Finally, the entropy (ΔS) of melting for the aggregated systems also can be determined at a given temperature, T. Selected results from these thermodynamic calculations are shown in Table 2 and a complete compilation of all the results is shown in Table S1 for all of the sequences tested.
Interesting insight into the system can be gained by analyzing these thermodynamic values (Table 2, Table S1). First, the equilibrium binding constants (Keq) obtained from the calculations (at 4 °C and 25 °C) accurately reflect the physical state (assembled or not) of the nanoparticles tested at these two temperatures (when T = Tm, Keq = 1; assembled, Keq > 1 or dispersed, Keq < 1, Table 2, Table S1). These equilibrium binding constants highlight the importance of the contributions from the base pair “slipping” interactions. In the most striking example, we find that the difference in Keq between systems of particles functionalized with TCGC– and those functionalized with TGCG– (which have the same type of normal hybridization interactions but different “slipping” interactions) is ~ 1 × 1011 calculated at 4 °C (Table 2, Table S1, Scheme 1A). Further, one can see that, at room temperature, particles functionalized with TCGC– are not expected to form an assembled structure (Keq < 1) while those functionalized with TGCG– will readily assemble (Keq > 1). In conclusion, we have presented experiments that suggest that DNA strands chemically immobilized on gold nanoparticle surfaces can engage in two types of hybridization, one that involves complementary strands and normal base pairing interactions and a second one assigned as a “slipping” interaction, which can stabilize the aggregate structures through non-Watson Crick type base pairing or less complementary interactions than the primary interaction. The curvature of the particles is a major factor that contributes to these slipping interactions. Indeed, they are not observed with flat gold nanoprism conjugates of the same sequence. Further, when comparing the melting temperatures of aggregates of AuNPs to that of aggregates of nanoprisms functionalized with the same DNA sequences, we observe that the melting temperatures are much higher in the case of the nanoprism systems (even at a much lower salt concentration, Figure 2A, Figure 3B). The melting temperature is higher in the nanoprism system in part because the nanoprisms can only engage in the fully complementary base pairing interactions (no “slipping,” Scheme 1B, Figure 3A) and have greater surface contact. Finally, we conclude that a hierarchy of binding strengths for a given set of complementary sequences or sequence functionalized structures can be defined where the overall stability of duplex strands (higher Tms and effective association constants) goes as: free duplex DNA < free DNA and complementary DNA attached to a flat substrate (i.e. DNA monolayer) < curved or highly faceted polyvalent NPs linked by complementary duplex DNA < polyvalent NPs with large flat terraces linked by complementary duplex DNA (i.e., nanoprisms).

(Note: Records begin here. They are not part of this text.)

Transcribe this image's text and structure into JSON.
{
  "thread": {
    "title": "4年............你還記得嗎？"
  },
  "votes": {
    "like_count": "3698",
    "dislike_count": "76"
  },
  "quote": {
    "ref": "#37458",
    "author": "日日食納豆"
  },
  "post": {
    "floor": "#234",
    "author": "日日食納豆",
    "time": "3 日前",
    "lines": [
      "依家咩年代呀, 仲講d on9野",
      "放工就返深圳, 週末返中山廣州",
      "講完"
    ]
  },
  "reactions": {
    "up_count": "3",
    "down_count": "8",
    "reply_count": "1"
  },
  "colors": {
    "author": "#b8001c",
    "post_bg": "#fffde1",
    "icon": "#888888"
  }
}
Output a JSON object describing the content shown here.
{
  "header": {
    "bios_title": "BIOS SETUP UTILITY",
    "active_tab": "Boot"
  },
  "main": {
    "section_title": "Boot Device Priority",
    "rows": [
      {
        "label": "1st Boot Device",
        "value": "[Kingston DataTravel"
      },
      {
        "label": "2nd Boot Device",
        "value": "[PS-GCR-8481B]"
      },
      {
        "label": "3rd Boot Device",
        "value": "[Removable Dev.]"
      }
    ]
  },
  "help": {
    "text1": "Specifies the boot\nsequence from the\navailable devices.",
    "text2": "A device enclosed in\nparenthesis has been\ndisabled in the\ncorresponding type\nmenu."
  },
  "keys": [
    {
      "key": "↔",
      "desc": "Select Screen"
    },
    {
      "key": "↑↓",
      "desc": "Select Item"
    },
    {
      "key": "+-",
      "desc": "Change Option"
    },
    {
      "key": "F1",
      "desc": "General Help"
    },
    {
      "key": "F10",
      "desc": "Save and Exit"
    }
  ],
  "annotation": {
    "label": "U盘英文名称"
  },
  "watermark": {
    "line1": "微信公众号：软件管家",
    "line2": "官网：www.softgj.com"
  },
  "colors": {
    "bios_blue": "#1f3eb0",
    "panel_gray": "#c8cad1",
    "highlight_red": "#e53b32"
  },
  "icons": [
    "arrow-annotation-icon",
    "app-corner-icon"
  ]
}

The authors thank Prof. George C. Schatz for helpful discussions and Dr. Jill E. Millstone for assistance with nanoprism functionalization and melting experiments. C. A. M. acknowledges the NSF-NSEC, the AFOSR, and the NCI CCNE for support of this work. He also is grateful for a NIH Director’s Pioneer Award and a NSSEF Fellowship from the DoD. H. D. H. acknowledges the U. S. Department of Homeland Security (DHS) for a Graduate Fellowship under the DHS Scholarship and Fellowship Program.